** ENTRIES PROVIDED follows **
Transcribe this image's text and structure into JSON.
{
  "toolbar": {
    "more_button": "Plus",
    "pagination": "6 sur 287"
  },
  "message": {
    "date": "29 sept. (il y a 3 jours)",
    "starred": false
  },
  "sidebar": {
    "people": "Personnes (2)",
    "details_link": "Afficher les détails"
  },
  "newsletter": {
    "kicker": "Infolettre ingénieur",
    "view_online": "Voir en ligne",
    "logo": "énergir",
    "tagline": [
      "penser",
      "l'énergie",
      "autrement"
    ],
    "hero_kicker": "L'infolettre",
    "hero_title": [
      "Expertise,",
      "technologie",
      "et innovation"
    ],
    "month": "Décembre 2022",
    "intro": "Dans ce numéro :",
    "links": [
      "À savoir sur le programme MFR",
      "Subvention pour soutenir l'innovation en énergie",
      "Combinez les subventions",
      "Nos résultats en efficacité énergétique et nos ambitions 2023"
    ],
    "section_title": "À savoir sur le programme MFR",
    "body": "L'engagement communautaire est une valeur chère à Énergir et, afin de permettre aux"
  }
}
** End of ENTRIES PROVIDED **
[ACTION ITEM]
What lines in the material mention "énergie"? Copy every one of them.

[WRITTEN ANSWER]
      "l'énergie",
      "Subvention pour soutenir l'innovation en énergie",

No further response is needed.